It is the reality of my students as well. This electronic age and how it affects education is what it is. Beats the one-room school house, which I’m sure in it’s day beat the not having a school at all. Of course, you didn’t need some of the sophisticated tools of today, like being able to communicate well. All you needed then was to read and write, and if you did that, you were off to a good start. Many jobs were open to you, but some still required more specialized education. You made choices.
We have choices today. Of course, I feel communication (and public speaking) paves the way for many jobs, and can communicate credibility and leadership traits necessary for success. If you want success, that is. I’d like to say, “Who doesn’t?” It’s always apparent some aren’t willing to work for it. Being “old” I know that it pays off. Guess it’s my job to convince them.

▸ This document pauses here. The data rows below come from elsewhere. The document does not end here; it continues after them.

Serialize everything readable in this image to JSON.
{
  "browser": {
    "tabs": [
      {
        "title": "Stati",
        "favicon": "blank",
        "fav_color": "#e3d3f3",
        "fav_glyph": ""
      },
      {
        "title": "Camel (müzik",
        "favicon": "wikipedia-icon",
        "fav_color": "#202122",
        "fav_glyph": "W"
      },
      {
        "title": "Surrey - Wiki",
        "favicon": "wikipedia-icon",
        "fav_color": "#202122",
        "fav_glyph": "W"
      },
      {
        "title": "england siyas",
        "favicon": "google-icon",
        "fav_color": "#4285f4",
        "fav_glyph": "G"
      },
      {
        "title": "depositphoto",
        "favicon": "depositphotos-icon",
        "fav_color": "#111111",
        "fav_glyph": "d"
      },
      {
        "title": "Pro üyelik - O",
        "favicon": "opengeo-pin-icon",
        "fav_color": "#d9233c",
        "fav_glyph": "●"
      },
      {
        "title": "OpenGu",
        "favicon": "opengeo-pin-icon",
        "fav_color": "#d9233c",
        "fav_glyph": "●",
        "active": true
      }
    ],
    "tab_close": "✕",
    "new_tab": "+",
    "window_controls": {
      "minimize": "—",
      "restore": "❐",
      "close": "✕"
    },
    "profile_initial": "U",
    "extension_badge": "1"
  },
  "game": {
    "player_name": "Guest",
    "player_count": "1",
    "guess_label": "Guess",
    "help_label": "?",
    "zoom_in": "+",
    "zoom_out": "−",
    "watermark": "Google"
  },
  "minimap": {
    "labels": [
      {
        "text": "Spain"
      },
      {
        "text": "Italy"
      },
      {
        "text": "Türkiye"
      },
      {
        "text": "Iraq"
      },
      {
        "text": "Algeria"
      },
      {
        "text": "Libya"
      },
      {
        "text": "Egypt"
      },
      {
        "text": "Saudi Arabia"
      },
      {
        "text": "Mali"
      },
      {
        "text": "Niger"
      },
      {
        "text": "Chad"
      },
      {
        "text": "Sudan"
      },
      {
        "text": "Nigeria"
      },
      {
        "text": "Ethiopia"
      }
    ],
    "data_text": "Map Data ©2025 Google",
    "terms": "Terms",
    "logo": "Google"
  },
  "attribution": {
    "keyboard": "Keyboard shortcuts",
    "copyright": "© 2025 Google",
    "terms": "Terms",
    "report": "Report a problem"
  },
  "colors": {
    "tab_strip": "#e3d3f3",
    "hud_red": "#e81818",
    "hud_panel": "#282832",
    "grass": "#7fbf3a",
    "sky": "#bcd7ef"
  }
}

Today I have to figure out how the grade book works. Important. Not just a log book like in the past, but an electronic marvel that provides real time feedback. I always hated waiting for grades. Teacher and student habits. We have to get into the routine. Once there, we won’t need to think about the routine, we’ll just know it and do what we have to do.
My biggest concern is that students (and I know what it’s like) will wonder how to minimize what they do. Efficiency. “What do I need to do to pass?” Not good. “What do I need to do to excel?” Better. “What do I need to do to succeed, not only in this class, but use that information to everything else?” Best.

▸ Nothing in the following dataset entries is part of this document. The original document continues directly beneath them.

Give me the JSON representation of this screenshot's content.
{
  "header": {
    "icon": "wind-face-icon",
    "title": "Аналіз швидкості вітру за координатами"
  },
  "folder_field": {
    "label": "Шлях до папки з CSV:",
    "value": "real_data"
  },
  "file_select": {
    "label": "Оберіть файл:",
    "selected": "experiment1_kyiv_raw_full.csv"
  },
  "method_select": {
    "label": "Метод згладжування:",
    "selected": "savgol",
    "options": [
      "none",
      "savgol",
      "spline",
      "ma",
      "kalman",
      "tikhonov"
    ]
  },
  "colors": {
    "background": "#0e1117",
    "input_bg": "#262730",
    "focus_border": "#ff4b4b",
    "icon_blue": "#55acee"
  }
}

As for me, don’t wish me luck. I’m doing what I love. I will be challenged. I know my audience (I will know them better shortly), I know my subject, and I know myself.
I will follow from time to time with similar ruminations on life teaching the hybrid education and how it relates to training. Totally off this topic, I am planning to talk about the enrichment programs at sea on the cruise lines. Sounds like a fun thing for a trainer, speaker, actor, author to do. In a couple of weeks I will be doing my first on ship. I’ll pay for the cruise, but I want to be on that stage, working with that audience, and seeing what else is out there to experience. As I keep doing all that do because it is exciting and worthwhile. My passion.
For now, the words here are my own. There’s more on my website, including dramatic criticism and comment. Saw and reviewed three wonderful shows this weekend: THE ROCKY HORROR SHOW, SUDDENLY LAST SUMMER, and PICASSO AT THE LAPIN AGILE. Talk about variety. All did a profesional job communicating life. I had my suspicions of ROCKY since it has a cult following, but in the hands of a professional theatre group, the original theatre came through. PICASSO, if you didn’t know, is Steve Martin’s first play and it is a witty look at how art and science are very similar. Two guys walk into a bar…Picasso and Einstein. I’ll put in the links later, but you can find them on my website under What I Say.
For more resources about training, see the Training library.
Check out my book, The Cave Man Guide to Training and Development. If you don’t know me, I take a rather non-traditional look at training, reacquainting us with the basics and reminding us what we may have forgotten since the days of the Cave Man. The book is inexpensive and an easy read–a compilation with some modification of related blogs you would find here. End of plug. Happy training.